Nonetheless, there have been developments in paying attention to the experiences of children in both judicial and non-judicial proceedings, and to involving children in their work, since the turn of the century. The Special Court for Sierra Leone, for example, focused on the experiences of children throughout their indictments and decisions. Several truth commissions and other non-judicial mechanisms have also focused on violations against children, including disseminating child friendly versions of their reports. The International Criminal Court has likewise had a focus on children, albeit through the lens of specific cases rather than mainstreaming children’s experiences in a representational way as part of an overall case and even then, with a focus on the conscription, enlistment or use of children to participate actively in hostilities. The ICC Prosecutor, upon taking office in 2012, indicated that this should change under her leadership: the focus would not be only on child soldiers, but on all children affected by armed conflict, including children involved with armed forces in numerous different ways. The Prosecutor is making good on this commitment, through the investigations she is directing and the cases she is bringing, as well as through the development of a children’s policy, along the same lines as the sexual and gender-based violence policy developed not long after she took office. The rest of the world – in both judicial and non-judicial mechanisms – would do well to follow the example set by Fatou Bensouda, even as we encourage her to do even better in the years ahead.

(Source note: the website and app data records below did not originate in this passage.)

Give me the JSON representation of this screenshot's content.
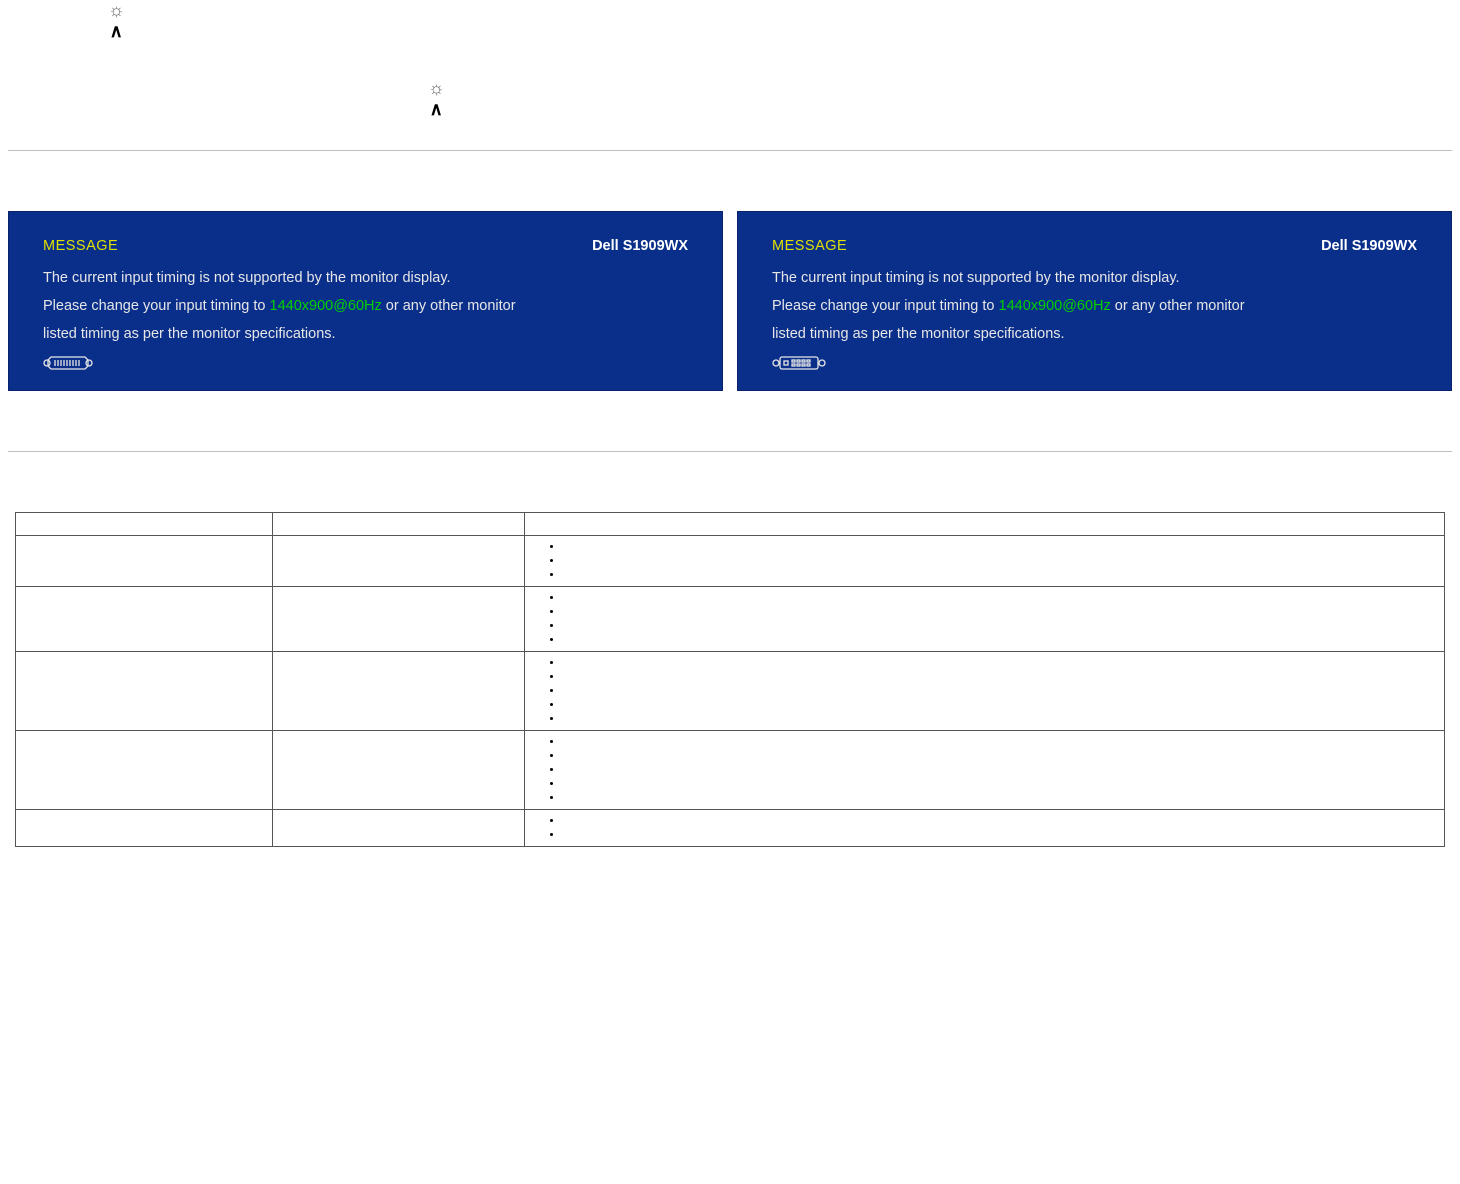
{
  "icons": {
    "sunGlyph": "☼",
    "caretGlyph": "∧"
  },
  "osd": {
    "title": "MESSAGE",
    "model": "Dell S1909WX",
    "line1_pre": " The current input timing is not supported by the monitor display.",
    "line2_pre": "Please change your input timing to ",
    "line2_hl": "1440x900@60Hz",
    "line2_post": " or any other monitor",
    "line3": "listed timing as per the monitor specifications."
  },
  "link": {
    "text": " "
  },
  "table": {
    "headers": [
      "",
      "",
      ""
    ],
    "rows": [
      {
        "c1": "",
        "c2": "",
        "items": [
          "",
          "",
          ""
        ]
      },
      {
        "c1": "",
        "c2": "",
        "items": [
          "",
          "",
          "",
          ""
        ]
      },
      {
        "c1": "",
        "c2": "",
        "items": [
          "",
          "",
          "",
          "",
          ""
        ]
      },
      {
        "c1": "",
        "c2": "",
        "items": [
          "",
          "",
          "",
          "",
          ""
        ]
      },
      {
        "c1": "",
        "c2": "",
        "items": [
          "",
          ""
        ]
      }
    ]
  }
}
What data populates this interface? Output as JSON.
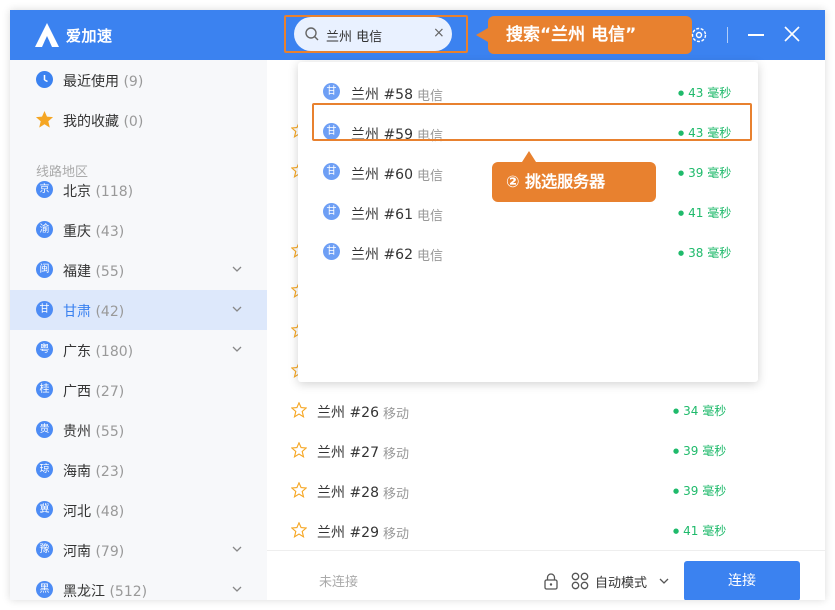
{
  "app": {
    "name": "爱加速"
  },
  "search": {
    "value": "兰州 电信",
    "clear": "×"
  },
  "callouts": {
    "search": "搜索“兰州 电信”",
    "pick": "② 挑选服务器"
  },
  "sidebar": {
    "top": [
      {
        "label": "最近使用",
        "count": "(9)"
      },
      {
        "label": "我的收藏",
        "count": "(0)"
      }
    ],
    "section_label": "线路地区",
    "regions": [
      {
        "badge": "京",
        "label": "北京",
        "count": "(118)",
        "expand": false
      },
      {
        "badge": "渝",
        "label": "重庆",
        "count": "(43)",
        "expand": false
      },
      {
        "badge": "闽",
        "label": "福建",
        "count": "(55)",
        "expand": true
      },
      {
        "badge": "甘",
        "label": "甘肃",
        "count": "(42)",
        "expand": true,
        "active": true
      },
      {
        "badge": "粤",
        "label": "广东",
        "count": "(180)",
        "expand": true
      },
      {
        "badge": "桂",
        "label": "广西",
        "count": "(27)",
        "expand": false
      },
      {
        "badge": "贵",
        "label": "贵州",
        "count": "(55)",
        "expand": false
      },
      {
        "badge": "琼",
        "label": "海南",
        "count": "(23)",
        "expand": false
      },
      {
        "badge": "冀",
        "label": "河北",
        "count": "(48)",
        "expand": false
      },
      {
        "badge": "豫",
        "label": "河南",
        "count": "(79)",
        "expand": true
      },
      {
        "badge": "黑",
        "label": "黑龙江",
        "count": "(512)",
        "expand": true
      }
    ]
  },
  "servers": [
    {
      "name": "兰州 #26",
      "isp": "移动",
      "latency": "34 毫秒"
    },
    {
      "name": "兰州 #27",
      "isp": "移动",
      "latency": "39 毫秒"
    },
    {
      "name": "兰州 #28",
      "isp": "移动",
      "latency": "39 毫秒"
    },
    {
      "name": "兰州 #29",
      "isp": "移动",
      "latency": "41 毫秒"
    }
  ],
  "dropdown": [
    {
      "badge": "甘",
      "name": "兰州 #58",
      "isp": "电信",
      "latency": "43 毫秒"
    },
    {
      "badge": "甘",
      "name": "兰州 #59",
      "isp": "电信",
      "latency": "43 毫秒"
    },
    {
      "badge": "甘",
      "name": "兰州 #60",
      "isp": "电信",
      "latency": "39 毫秒"
    },
    {
      "badge": "甘",
      "name": "兰州 #61",
      "isp": "电信",
      "latency": "41 毫秒"
    },
    {
      "badge": "甘",
      "name": "兰州 #62",
      "isp": "电信",
      "latency": "38 毫秒"
    }
  ],
  "footer": {
    "status": "未连接",
    "mode": "自动模式",
    "connect": "连接"
  },
  "colors": {
    "accent": "#3b82f0",
    "callout": "#e8812f",
    "latency": "#1fba6b"
  }
}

The 25th anniversary of the Convention on the Rights of the Child provides an opportunity, as such important anniversaries do, to reflect both on the achievements of the last 25 years and to build on those achievements for the next 25 years. The conceptualisation of the child, that is anyone under the age of 18, as a rights holder is one that should stay unchanged: children are human beings with rights the same as anyone else, albeit with a greater need for help in realising those rights. It is incumbent upon today’s adults in all spheres of life, including international justice and accountability, to work with today’s children to improve how that is done, in a way that facilitates the enjoyment of all of their rights in a manner consistent with their best interests. This is the best gift we can give to mark this important occasion and, in many ways, one of the most important responsibilities we have.

*  Alison Smith is Legal Counsel and Director of International criminal Justice Program of No Peace Without Justice

For further information, contact Alison Smith on or +32-2-548 39 12 or Nicola Giovannini on or +32-2-548-3915.